Could Stainless Steel Be Part of a ‘Life Hack’?

Nobody is entirely sure where they came from, when they started or why they still seem to be everywhere, but the chances are that if you have a social media account, then somebody has posted a ‘Life Hack’ for you. Life hacks are the modern, turbo-charged equivalent of the “Handy Hints” – the kind of help pages that used to appear in just about every type of magazine giving you little tricks of the trade in everything from photography to cake decorating to home brew beer.

It’s rare that one of these digital Top Tips catches our attention, but there’s a recent one that certainly has!
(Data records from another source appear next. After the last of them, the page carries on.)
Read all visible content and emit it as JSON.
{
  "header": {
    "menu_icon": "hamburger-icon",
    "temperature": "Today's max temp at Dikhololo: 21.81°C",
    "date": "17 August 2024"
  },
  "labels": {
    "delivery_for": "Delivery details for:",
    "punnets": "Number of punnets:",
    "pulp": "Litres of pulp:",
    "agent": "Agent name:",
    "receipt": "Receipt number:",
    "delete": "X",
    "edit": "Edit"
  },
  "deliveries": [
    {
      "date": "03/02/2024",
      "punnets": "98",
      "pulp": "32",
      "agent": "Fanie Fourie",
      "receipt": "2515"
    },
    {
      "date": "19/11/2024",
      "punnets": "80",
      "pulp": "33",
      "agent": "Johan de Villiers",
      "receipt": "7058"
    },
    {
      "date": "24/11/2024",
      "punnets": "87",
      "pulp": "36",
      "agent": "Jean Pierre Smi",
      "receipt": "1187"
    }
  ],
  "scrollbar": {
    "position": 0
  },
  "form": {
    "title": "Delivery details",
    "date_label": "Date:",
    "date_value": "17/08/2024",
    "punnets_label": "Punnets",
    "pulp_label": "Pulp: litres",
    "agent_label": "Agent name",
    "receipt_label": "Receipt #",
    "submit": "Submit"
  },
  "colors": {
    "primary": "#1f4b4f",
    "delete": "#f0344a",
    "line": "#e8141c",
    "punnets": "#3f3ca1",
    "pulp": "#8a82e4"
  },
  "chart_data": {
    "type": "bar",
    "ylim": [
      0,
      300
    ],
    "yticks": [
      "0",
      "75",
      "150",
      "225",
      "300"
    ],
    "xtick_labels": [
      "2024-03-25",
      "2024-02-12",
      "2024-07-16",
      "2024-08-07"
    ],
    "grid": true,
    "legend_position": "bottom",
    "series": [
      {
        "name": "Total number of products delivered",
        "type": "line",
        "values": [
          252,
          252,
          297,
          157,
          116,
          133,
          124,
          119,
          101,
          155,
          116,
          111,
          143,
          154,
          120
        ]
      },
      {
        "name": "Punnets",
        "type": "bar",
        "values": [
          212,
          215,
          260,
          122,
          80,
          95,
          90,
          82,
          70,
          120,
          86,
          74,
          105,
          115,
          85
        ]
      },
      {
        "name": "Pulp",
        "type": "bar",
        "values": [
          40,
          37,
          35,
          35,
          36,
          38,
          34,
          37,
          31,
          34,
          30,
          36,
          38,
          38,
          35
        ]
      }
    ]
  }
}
We found a product, which is widely on sale, called stainless steel soap and it’s not actually soap at all – it’s a soap-bar shaped piece of stainless steel that’s used to prevent chef’s hands from smelling like garlic all day.

It’s true that garlic is quite potent stuff and you can use some fairly heavily scented handwash after handling it, only to find that your hands still carry the underlying smell of garlic. The use of stainless steel soap comes from the old wives’ tale about chopping garlic and then rubbing your hands on the kitchen tap to counteract the compounds that cause the smell in garlic, particularly the kind of compounds that stick to your hands.

The question over whether there’s any scientific merit is still ongoing, but from the research that we found, it all appears to rely on a couple of different compounds. Garlic has a lot of sulphuric combinations that give it its taste and smell, the strongest and most potent is called allicin. Allicin is only created when garlic is chopped or crushed, because it takes the combination of an enzyme and an amino acid that are in two separate parts of the garlic cells walls to come into contact to make it. That’s the reason why garlic cloves don’t really smell but become very fragrant the second you cut them.

There’s a logical consistency that the allicin in garlic could cling to the stainless steel and not your hands, thanks to the chromium content. The stainless steel used in the ‘soap’ is about 11% by weight and it gives the steel its corrosion resisting properties; it’s possible that the chromium oxide that’s formed when the steel comes into contact with air and water could bind to the sulphuric garlic compounds, meaning that they’re taken and bound onto the steel and not the chef’s hands.

We admit that, as yet, we’ve not tested this out ourselves, but in theory, there’s nothing to say that washing your hands and rubbing it over with a stainless steel dessert spoon wouldn’t have the exact same effect. The major question that needs asking now is whether there’s a market for stainless steel toothbrushes to help with that very tricky garlic breath?